Amidst all the chaos of a global pandemic it has been easy for many to forget the true heroes that face the effects of this pandemic everyday. Nurses, doctors, and many more different types of healthcare workers have worked endlessly for countless hours since the beginning of this pandemic to aid those with covid-19 and those suffering from the effects of covid-19. To save the lives of patients, healthcare workers have sacrificed the health of themselves, their families, and many more. These are the unsung heroes around the world right now. This page is to bring awareness about the work and lives of the frontline workers.
We salute the health professionals committed to applying their knowledge and skills when needed, though doing so may put them at risk. First and foremost is the obligation to "provide urgent medical care during disasters," an obligation that holds "even in the face of greater than usual risk to physicians' own safety, health or life."
From a distance, Boston's healthcare workers are treated like superheroes. Up close, it's often a different story. To be a doctor or nurse in the Boston area right now is to be treated like a rockstar, or to borrow a phrase seen on signs and in windows across the country, a "superhero."

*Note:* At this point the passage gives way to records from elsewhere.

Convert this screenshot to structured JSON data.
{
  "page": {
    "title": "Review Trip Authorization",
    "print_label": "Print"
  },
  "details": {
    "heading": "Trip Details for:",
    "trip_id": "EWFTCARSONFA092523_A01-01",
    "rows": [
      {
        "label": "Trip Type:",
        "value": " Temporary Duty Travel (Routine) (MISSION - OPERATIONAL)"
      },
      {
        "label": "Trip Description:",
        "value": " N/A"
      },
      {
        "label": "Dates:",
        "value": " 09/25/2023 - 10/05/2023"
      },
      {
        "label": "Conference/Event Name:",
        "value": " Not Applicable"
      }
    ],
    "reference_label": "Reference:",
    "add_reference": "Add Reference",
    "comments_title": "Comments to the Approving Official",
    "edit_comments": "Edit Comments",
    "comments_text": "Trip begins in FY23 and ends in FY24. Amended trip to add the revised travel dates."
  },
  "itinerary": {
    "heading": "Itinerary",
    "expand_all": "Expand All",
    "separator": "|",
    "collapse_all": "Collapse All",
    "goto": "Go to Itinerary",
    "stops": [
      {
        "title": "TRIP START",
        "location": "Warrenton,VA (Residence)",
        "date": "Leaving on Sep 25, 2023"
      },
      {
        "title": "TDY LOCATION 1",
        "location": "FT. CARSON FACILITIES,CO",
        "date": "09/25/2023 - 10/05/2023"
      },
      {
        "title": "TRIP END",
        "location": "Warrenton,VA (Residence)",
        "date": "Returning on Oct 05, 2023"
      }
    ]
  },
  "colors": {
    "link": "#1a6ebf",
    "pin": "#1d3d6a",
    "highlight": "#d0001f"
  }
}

In the months since India has tried to deal with the Covid-19 pandemic, the only thing that has remained consistent has been the incomparable, constant sacrifice of our frontline workers. Doctors, sanitation workers, nurses, administrative staff, lab technicians, chemists, and many more professionals form our frontline workers.
In the midst of a global coronavirus pandemic, health care workers are risking their lives to protect the lives of others. Missed opportunities, misguided leadership, and missing supplies have left many balancing their sense of duty with the increasing risks of the job.

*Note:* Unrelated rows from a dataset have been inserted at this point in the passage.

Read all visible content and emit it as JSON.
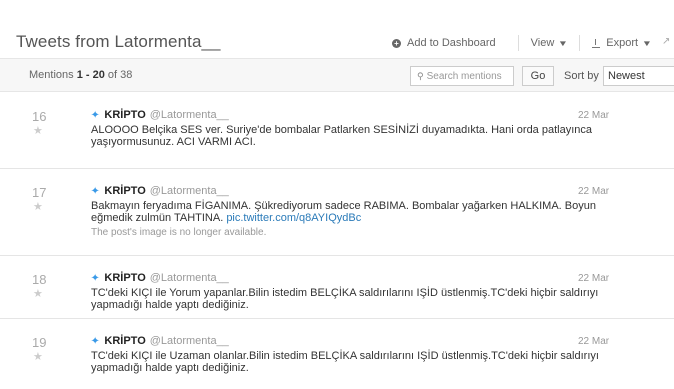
{
  "header": {
    "title": "Tweets from Latormenta__",
    "add_dashboard": "Add to Dashboard",
    "view": "View",
    "export": "Export"
  },
  "toolbar": {
    "mentions_prefix": "Mentions ",
    "mentions_range": "1 - 20",
    "mentions_suffix": " of 38",
    "search_placeholder": "Search mentions",
    "go": "Go",
    "sort_label": "Sort by",
    "sort_value": "Newest"
  },
  "mentions": [
    {
      "num": "16",
      "author": "KRİPTO",
      "handle": "@Latormenta__",
      "date": "22 Mar",
      "text": "ALOOOO Belçika SES ver. Suriye'de bombalar Patlarken SESİNİZİ duyamadıkta. Hani orda patlayınca yaşıyormusunuz. ACI VARMI ACI.",
      "link": "",
      "note": ""
    },
    {
      "num": "17",
      "author": "KRİPTO",
      "handle": "@Latormenta__",
      "date": "22 Mar",
      "text": "Bakmayın feryadıma FİGANIMA. Şükrediyorum sadece RABIMA. Bombalar yağarken HALKIMA. Boyun eğmedik zulmün TAHTINA.",
      "link": "pic.twitter.com/q8AYIQydBc",
      "note": "The post's image is no longer available."
    },
    {
      "num": "18",
      "author": "KRİPTO",
      "handle": "@Latormenta__",
      "date": "22 Mar",
      "text": "TC'deki KIÇI ile Yorum yapanlar.Bilin istedim BELÇİKA saldırılarını IŞİD üstlenmiş.TC'deki hiçbir saldırıyı yapmadığı halde yaptı dediğiniz.",
      "link": "",
      "note": ""
    },
    {
      "num": "19",
      "author": "KRİPTO",
      "handle": "@Latormenta__",
      "date": "22 Mar",
      "text": "TC'deki KIÇI ile Uzaman olanlar.Bilin istedim BELÇİKA saldırılarını IŞİD üstlenmiş.TC'deki hiçbir saldırıyı yapmadığı halde yaptı dediğiniz.",
      "link": "",
      "note": ""
    }
  ]
}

As coronavirus cases continue to surge across the United States, health care workers have needed to stay agile and quickly adjust to our alarming new reality. In response to the growing medical equipment shortages, nurses and doctors have jerry-rigged their own personal protective equipment (PPE).

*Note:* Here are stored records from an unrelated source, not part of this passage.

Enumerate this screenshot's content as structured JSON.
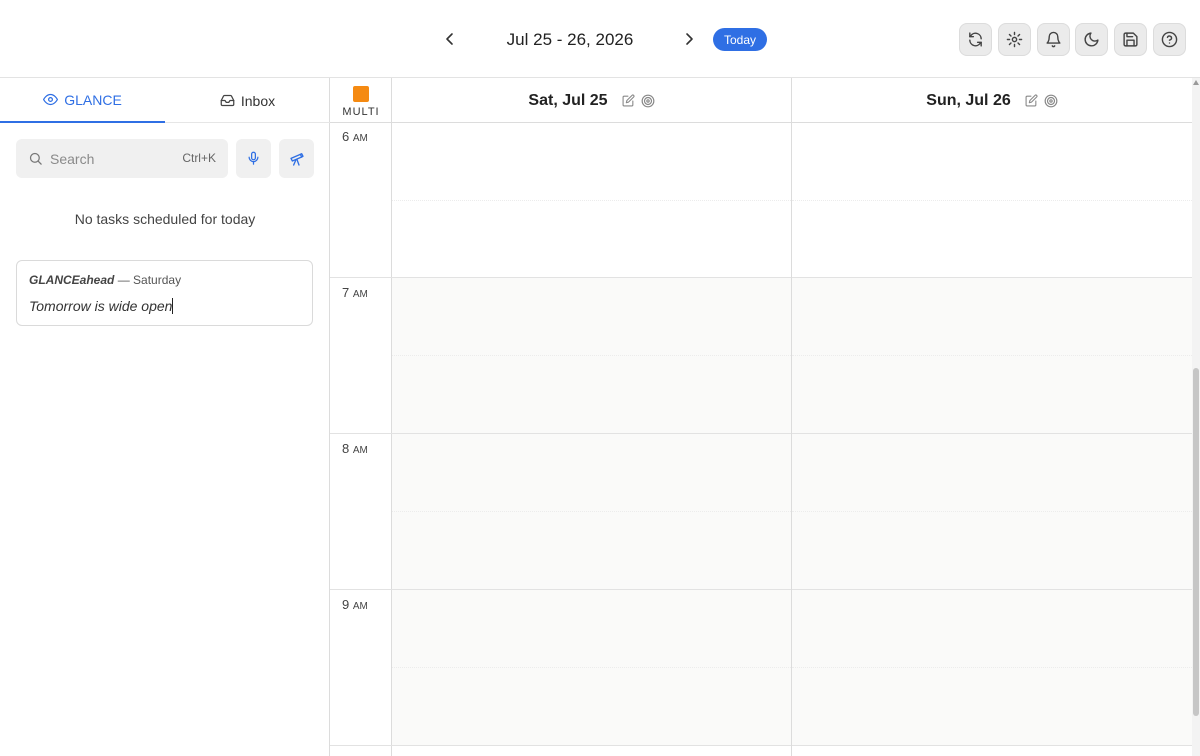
{
  "header": {
    "date_range": "Jul 25 - 26, 2026",
    "today_label": "Today",
    "tools": [
      {
        "icon": "sync-icon"
      },
      {
        "icon": "gear-icon"
      },
      {
        "icon": "bell-icon"
      },
      {
        "icon": "moon-icon"
      },
      {
        "icon": "save-icon"
      },
      {
        "icon": "help-icon"
      }
    ]
  },
  "sidebar": {
    "tabs": [
      {
        "label": "GLANCE",
        "icon": "eye-icon",
        "active": true
      },
      {
        "label": "Inbox",
        "icon": "inbox-icon",
        "active": false
      }
    ],
    "search": {
      "placeholder": "Search",
      "shortcut": "Ctrl+K"
    },
    "empty_message": "No tasks scheduled for today",
    "ahead": {
      "brand": "GLANCEahead",
      "day": "— Saturday",
      "text": "Tomorrow is wide open"
    }
  },
  "calendar": {
    "multi_label": "MULTI",
    "accent": "#f58a12",
    "days": [
      {
        "label": "Sat, Jul 25"
      },
      {
        "label": "Sun, Jul 26"
      }
    ],
    "hours": [
      {
        "num": "6",
        "suffix": "AM"
      },
      {
        "num": "7",
        "suffix": "AM"
      },
      {
        "num": "8",
        "suffix": "AM"
      },
      {
        "num": "9",
        "suffix": "AM"
      }
    ]
  },
  "colors": {
    "primary": "#2f6fe4"
  }
}
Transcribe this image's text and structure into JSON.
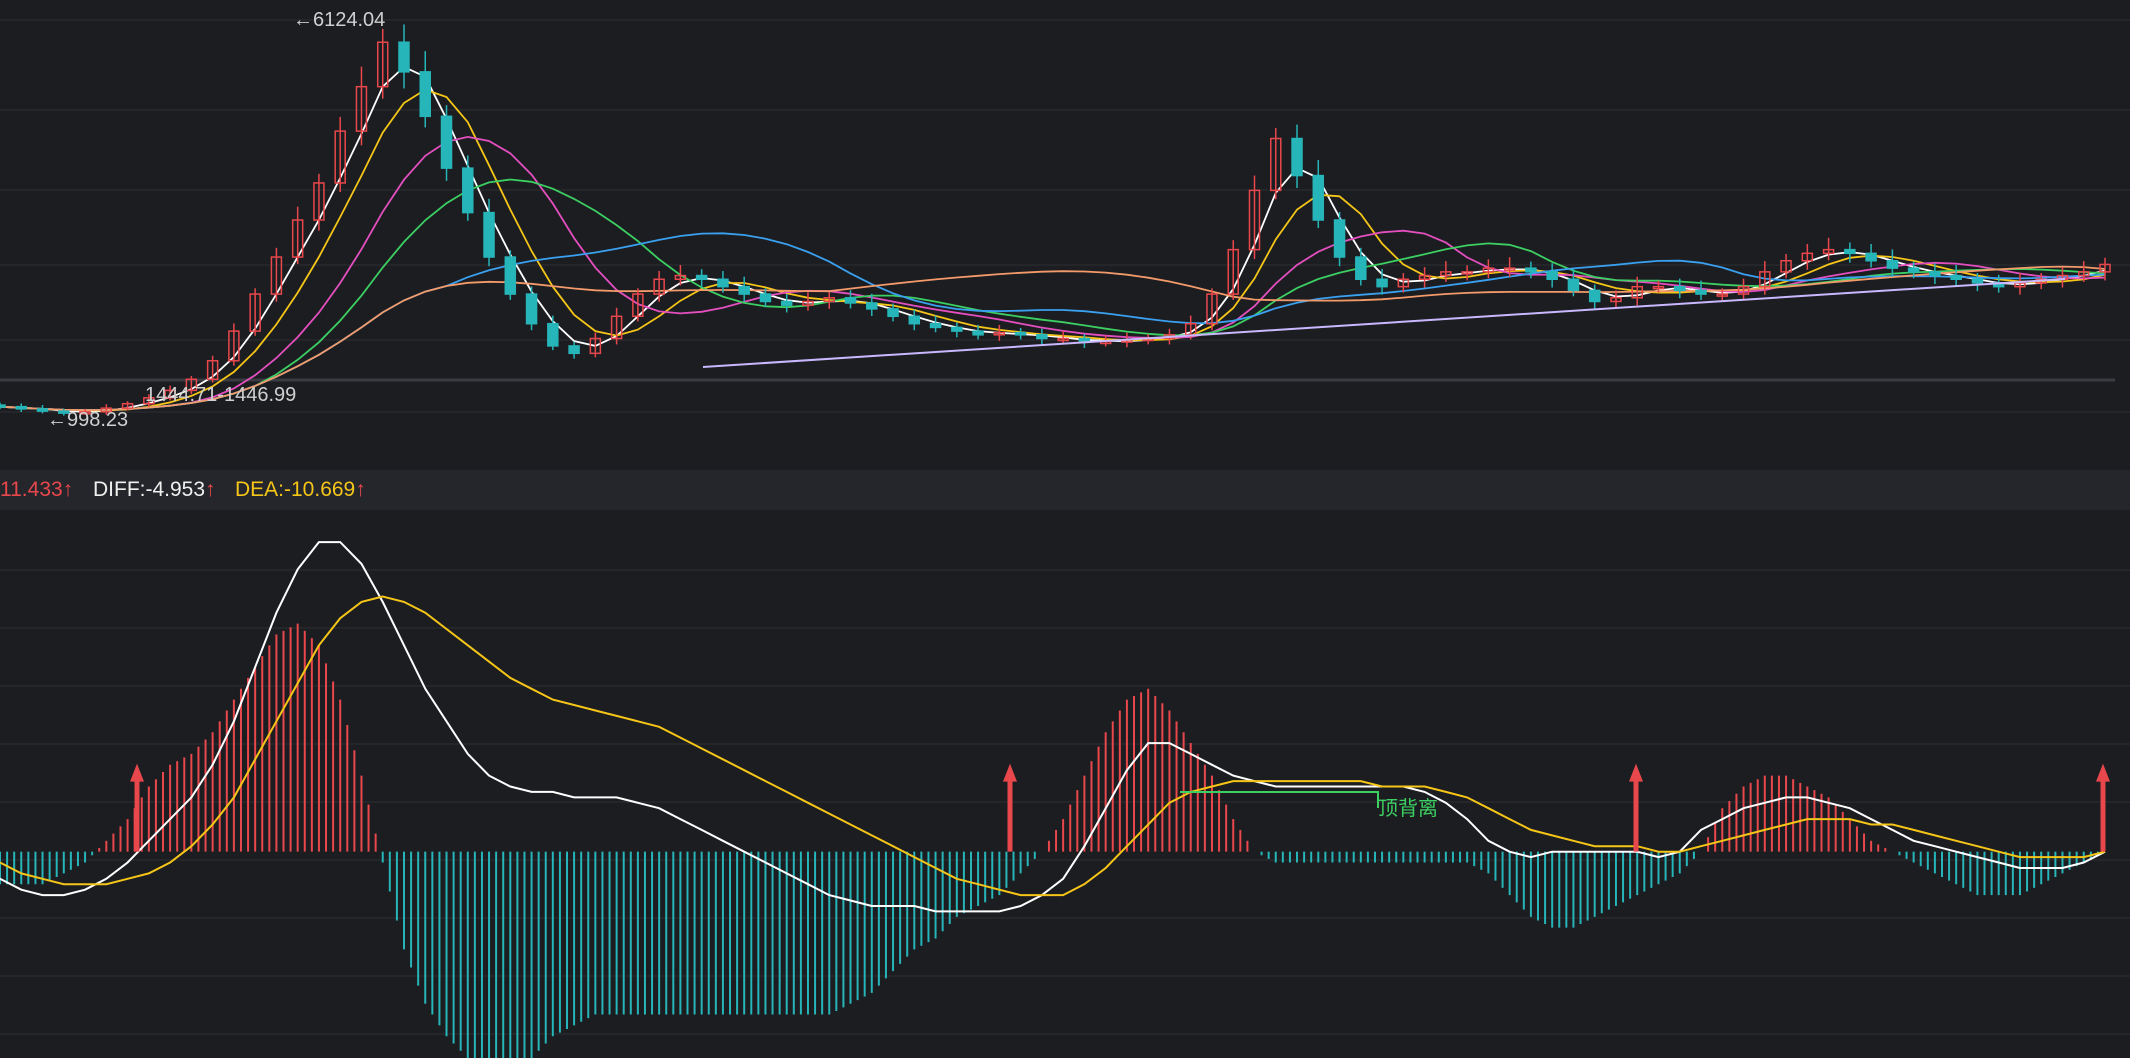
{
  "price_panel": {
    "high_label": "←6124.04",
    "low_label": "←998.23",
    "range_label": "1444.71-1446.99"
  },
  "macd_header": {
    "macd_text": "11.433",
    "diff_text": "DIFF:-4.953",
    "dea_text": "DEA:-10.669",
    "arrow": "↑"
  },
  "annotation": {
    "divergence_text": "顶背离"
  },
  "colors": {
    "background": "#1c1d21",
    "up": "#e8474b",
    "down": "#26b5b8",
    "diff": "#ffffff",
    "dea": "#f5c518",
    "ma5": "#ffffff",
    "ma10": "#f5c518",
    "ma20": "#e44fc0",
    "ma30": "#3ccf62",
    "ma60": "#3aa0f0",
    "ma120": "#f39a6a",
    "trendline": "#c9b8ff",
    "divergence": "#3ccf62"
  },
  "chart_data": [
    {
      "type": "candlestick",
      "title": "",
      "ylim": [
        900,
        6300
      ],
      "annotations": [
        "←6124.04",
        "←998.23",
        "1444.71-1446.99"
      ],
      "series": [
        {
          "name": "close",
          "values": [
            1080,
            1050,
            1020,
            1000,
            1010,
            1060,
            1120,
            1200,
            1300,
            1450,
            1700,
            2100,
            2600,
            3100,
            3600,
            4100,
            4800,
            5400,
            6000,
            5600,
            5000,
            4300,
            3700,
            3100,
            2600,
            2200,
            1900,
            1800,
            2000,
            2300,
            2600,
            2800,
            2850,
            2800,
            2700,
            2600,
            2500,
            2450,
            2500,
            2550,
            2480,
            2400,
            2300,
            2200,
            2150,
            2100,
            2050,
            2080,
            2050,
            2000,
            2000,
            1950,
            1960,
            1980,
            2000,
            2050,
            2200,
            2600,
            3200,
            4000,
            4700,
            4200,
            3600,
            3100,
            2800,
            2700,
            2800,
            2850,
            2900,
            2900,
            2950,
            2950,
            2900,
            2800,
            2650,
            2500,
            2550,
            2700,
            2700,
            2650,
            2600,
            2600,
            2700,
            2900,
            3050,
            3150,
            3200,
            3150,
            3050,
            2950,
            2900,
            2850,
            2800,
            2750,
            2700,
            2750,
            2800,
            2850,
            2900,
            3000
          ]
        }
      ]
    },
    {
      "type": "bar",
      "title": "",
      "ylim": [
        -38,
        62
      ],
      "series": [
        {
          "name": "DIFF",
          "values": [
            -5,
            -7,
            -8,
            -8,
            -7,
            -5,
            -2,
            2,
            6,
            10,
            16,
            24,
            34,
            44,
            52,
            57,
            57,
            53,
            46,
            38,
            30,
            24,
            18,
            14,
            12,
            11,
            11,
            10,
            10,
            10,
            9,
            8,
            6,
            4,
            2,
            0,
            -2,
            -4,
            -6,
            -8,
            -9,
            -10,
            -10,
            -10,
            -11,
            -11,
            -11,
            -11,
            -10,
            -8,
            -5,
            1,
            8,
            15,
            20,
            20,
            18,
            16,
            14,
            13,
            12,
            12,
            12,
            12,
            12,
            12,
            12,
            11,
            9,
            6,
            2,
            0,
            -1,
            0,
            0,
            0,
            0,
            0,
            -1,
            0,
            4,
            6,
            8,
            9,
            10,
            10,
            9,
            8,
            6,
            4,
            2,
            1,
            0,
            -1,
            -2,
            -3,
            -3,
            -3,
            -2,
            0
          ]
        },
        {
          "name": "DEA",
          "values": [
            -2,
            -4,
            -5,
            -6,
            -6,
            -6,
            -5,
            -4,
            -2,
            1,
            5,
            10,
            17,
            24,
            31,
            38,
            43,
            46,
            47,
            46,
            44,
            41,
            38,
            35,
            32,
            30,
            28,
            27,
            26,
            25,
            24,
            23,
            21,
            19,
            17,
            15,
            13,
            11,
            9,
            7,
            5,
            3,
            1,
            -1,
            -3,
            -5,
            -6,
            -7,
            -8,
            -8,
            -8,
            -6,
            -3,
            1,
            5,
            9,
            11,
            12,
            13,
            13,
            13,
            13,
            13,
            13,
            13,
            12,
            12,
            12,
            11,
            10,
            8,
            6,
            4,
            3,
            2,
            1,
            1,
            1,
            0,
            0,
            1,
            2,
            3,
            4,
            5,
            6,
            6,
            6,
            5,
            5,
            4,
            3,
            2,
            1,
            0,
            -1,
            -1,
            -1,
            -1,
            0
          ]
        },
        {
          "name": "MACD",
          "values": [
            -6,
            -6,
            -6,
            -4,
            -2,
            2,
            6,
            12,
            16,
            18,
            22,
            28,
            34,
            40,
            42,
            38,
            28,
            14,
            -2,
            -18,
            -28,
            -34,
            -38,
            -40,
            -40,
            -38,
            -34,
            -32,
            -30,
            -30,
            -30,
            -30,
            -30,
            -30,
            -30,
            -30,
            -30,
            -30,
            -30,
            -30,
            -28,
            -26,
            -22,
            -18,
            -16,
            -12,
            -10,
            -8,
            -4,
            0,
            6,
            14,
            22,
            28,
            30,
            26,
            20,
            14,
            6,
            0,
            -2,
            -2,
            -2,
            -2,
            -2,
            -2,
            -2,
            -2,
            -2,
            -2,
            -4,
            -8,
            -12,
            -14,
            -14,
            -12,
            -10,
            -8,
            -6,
            -4,
            0,
            8,
            12,
            14,
            14,
            12,
            10,
            6,
            2,
            0,
            -2,
            -4,
            -6,
            -8,
            -8,
            -8,
            -6,
            -4,
            -2,
            0
          ]
        }
      ]
    }
  ]
}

Despite the hardships and health risks, millions of essential frontline workers continue to do their jobs during the COVID-19 pandemic. These hardworking heroes are keeping Americans fed, picking up their trash, providing them life-saving medicine, delivering their groceries and packages, preparing their food, cleaning their hospitals, caring for those who are most vulnerable, and keeping us safe-often while earning low wages and few benefits.
REVERB is a new documentary series from CBSN Originals . Watch the latest episode, "Lifelines in the Lockdown," in the video player above. With millions of Americans under stay-at-home orders in the coronavirus pandemic, workers like grocery store employees, bus drivers and delivery people have become indispensable lifelines.
Stories of Heroes
Here are a couple of stories of healthcare workers who bravely served patients during this time.
"She tried to do her job, and it killed her," said the father of Dr. Lorna M. Breen, who worked at a Manhattan hospital hit hard by the coronavirus outbreak. A top emergency room doctor at a Manhattan hospital that treated many coronavirus patients died by suicide on Sunday, her father and the police said.
Mr. Lovejoy's coworkers at NSUH saw their first COVID-19 patient March 7, while he was heading out west to his next mission. "Especially under the circumstances we are in during a crisis, it takes a leader like Mr. Lovejoy to put aside his personal priorities and become actively involved in a life-threatening mission like this," said Susan Wirostek, nurse manager at NSUH.
A 29-year-old Chinese doctor named Peng Yinhua planned to marry his fiancée during the Lunar New Year holiday. Peng postponed the wedding to help treat people with the coronavirus in the country, but he died from the virus on Thursday, according to China's official Xinhua news agency.
AUSTIN (KXAN) - A local healthcare worker is now stationed in New York City working to save lives at a packed hospital in Brooklyn. Julie Sullivan is a respiratory therapist, providing life support to help COVID-19 patients breathe. She says there was no way to physically or mentally prepare for what she's experiencing in one of the hardest-hit cities in America.
Clinicians on the front lines of the pandemic have to handle the grief of many deaths while tending to other patients that still need their care. For many, it's a struggle to manage those emotions; for some health workers, it can have devastating consequences for their emotional well-being.
How does the COVID-19 pandemic end? Does it go out with a bang? Does it fizzle out? What we know for sure is that this story is not over. In today's episode you will hear from a pediatric hospitalist, laboratory scientist, pulmonologist, hospitalist, trauma nurse, OB/GYN, and an internal medicine r...
Things You Can Do to Support Healthcare Workers
-Don't be selfish and wear a mask — be considerate of others -Donate to organizations, especially for underserved communities! -Send a thank you card to healthcare workers through Cards for courage. -If you see a healthcare worker, thank them! You could help make their day. -Stay at home and avoid non-essential interactions. -Donate blood with Red Cross. Find out if you’re eligible to give bloodand make an appointment to donate here. Remember that healthcare workers are human too!